Business schools are beginning to consider crucible experiences so important in shaping effective leaders that they are helping students face crucibles even before they graduate. Michael Useem, director of the Wharton Center for Leadership and Change, has begun taking MBA students on Himalayan treks, where the future entrepreneurs have the opportunity to push themselves to their physical and mental limits, making their senses more receptive to mini-crucible experiences. "Trekking near Everest and having to make decisions that could be life-or-death really drives home leadership concepts that can be hard to appreciate in class," says Useem.
These quieter, more connective leaders also may be more tolerant of failure, another factor crucial to successful leadership that's only now beginning to be discussed. "A great leader encourages his or her employees to innovate and to fail repeatedly so they will ultimately discover great things," says James Belasco, executive director of the Financial Times Knowledge Dialogue, an international panel of leadership experts. "He or she does that by readily admitting their own failures and talking about them openly."
Lipman-Blumen agrees: "In America, we love leaders who say 'I take responsibility for a failure; now let's move on.' but it's worthless to just move on." Instead, Lipman-Blumen says, successful leaders "talk about the failure and allow everyone to see they've made a mistake, and [they] learn from it."
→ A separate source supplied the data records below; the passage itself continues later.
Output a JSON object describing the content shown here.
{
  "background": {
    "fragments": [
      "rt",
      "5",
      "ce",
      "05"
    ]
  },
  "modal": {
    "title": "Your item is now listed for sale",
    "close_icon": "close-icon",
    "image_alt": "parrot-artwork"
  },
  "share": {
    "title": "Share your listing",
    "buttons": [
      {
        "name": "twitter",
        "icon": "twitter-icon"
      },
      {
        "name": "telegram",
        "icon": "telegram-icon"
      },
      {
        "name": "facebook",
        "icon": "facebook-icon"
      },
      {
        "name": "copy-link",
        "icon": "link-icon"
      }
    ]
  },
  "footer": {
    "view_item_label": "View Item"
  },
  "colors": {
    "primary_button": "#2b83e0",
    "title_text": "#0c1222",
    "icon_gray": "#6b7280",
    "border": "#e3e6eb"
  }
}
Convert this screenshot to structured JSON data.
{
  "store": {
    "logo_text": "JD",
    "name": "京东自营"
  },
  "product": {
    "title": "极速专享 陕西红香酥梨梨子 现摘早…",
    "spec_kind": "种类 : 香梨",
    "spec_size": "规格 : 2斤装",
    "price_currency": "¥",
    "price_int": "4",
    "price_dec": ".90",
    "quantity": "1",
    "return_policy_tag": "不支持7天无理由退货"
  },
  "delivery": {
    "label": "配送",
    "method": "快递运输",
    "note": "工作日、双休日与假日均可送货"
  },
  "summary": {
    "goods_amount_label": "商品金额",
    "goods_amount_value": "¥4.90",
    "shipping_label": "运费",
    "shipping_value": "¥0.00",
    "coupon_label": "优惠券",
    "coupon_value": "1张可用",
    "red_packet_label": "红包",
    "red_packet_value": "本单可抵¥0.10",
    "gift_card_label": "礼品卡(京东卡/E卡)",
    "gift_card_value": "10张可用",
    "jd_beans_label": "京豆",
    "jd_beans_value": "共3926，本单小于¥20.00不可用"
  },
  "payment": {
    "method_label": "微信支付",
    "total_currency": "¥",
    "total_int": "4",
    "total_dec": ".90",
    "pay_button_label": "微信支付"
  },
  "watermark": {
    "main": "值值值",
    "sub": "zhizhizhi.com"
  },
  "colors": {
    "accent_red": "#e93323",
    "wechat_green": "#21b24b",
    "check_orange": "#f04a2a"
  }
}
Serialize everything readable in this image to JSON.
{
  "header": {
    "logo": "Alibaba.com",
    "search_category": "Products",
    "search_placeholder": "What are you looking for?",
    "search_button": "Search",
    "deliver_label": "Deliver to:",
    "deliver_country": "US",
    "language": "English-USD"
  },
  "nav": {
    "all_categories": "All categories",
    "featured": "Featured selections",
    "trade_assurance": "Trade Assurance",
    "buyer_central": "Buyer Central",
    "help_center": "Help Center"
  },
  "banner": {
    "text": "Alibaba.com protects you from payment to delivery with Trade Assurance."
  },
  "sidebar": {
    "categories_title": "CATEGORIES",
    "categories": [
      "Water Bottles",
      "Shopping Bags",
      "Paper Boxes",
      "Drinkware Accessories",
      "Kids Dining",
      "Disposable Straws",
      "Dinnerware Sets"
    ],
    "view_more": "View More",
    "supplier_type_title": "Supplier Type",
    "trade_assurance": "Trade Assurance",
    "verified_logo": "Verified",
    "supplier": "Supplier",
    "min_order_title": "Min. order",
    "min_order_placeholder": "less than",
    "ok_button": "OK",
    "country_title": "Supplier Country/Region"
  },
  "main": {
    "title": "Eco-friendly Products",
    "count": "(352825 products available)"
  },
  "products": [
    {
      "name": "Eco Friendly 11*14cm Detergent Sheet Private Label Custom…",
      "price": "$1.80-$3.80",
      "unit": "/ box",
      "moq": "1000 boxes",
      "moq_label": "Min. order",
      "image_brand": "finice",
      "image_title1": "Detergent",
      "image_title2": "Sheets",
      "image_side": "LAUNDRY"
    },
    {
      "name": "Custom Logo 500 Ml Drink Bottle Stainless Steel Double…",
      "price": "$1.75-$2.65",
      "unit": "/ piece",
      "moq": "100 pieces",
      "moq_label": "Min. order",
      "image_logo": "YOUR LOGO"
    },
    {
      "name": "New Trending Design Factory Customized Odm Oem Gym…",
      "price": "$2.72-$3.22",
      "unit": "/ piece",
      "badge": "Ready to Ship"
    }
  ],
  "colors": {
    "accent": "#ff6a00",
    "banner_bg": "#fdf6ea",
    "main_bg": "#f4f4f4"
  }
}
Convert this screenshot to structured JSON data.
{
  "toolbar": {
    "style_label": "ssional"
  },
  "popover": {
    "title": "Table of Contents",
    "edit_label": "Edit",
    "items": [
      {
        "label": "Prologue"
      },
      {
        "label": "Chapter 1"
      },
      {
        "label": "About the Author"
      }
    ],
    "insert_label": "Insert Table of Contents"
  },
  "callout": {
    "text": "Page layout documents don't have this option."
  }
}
Some of America's most successful executives have followed her advice. L.D. DeSimone, former CEO of 3M, the diversified technology company, frequently told employees that he had at first nixed the development of Thinsulate, which turned out to be one of 3M's bestselling products, an admission that made his staff more willing to try and fail. "The best leaders learn how to get to the top without going over the cliff," says Useem. "They learn how to fail without imploding, and when inaction, which is not valued highly enough in business culture, might be better than quick action."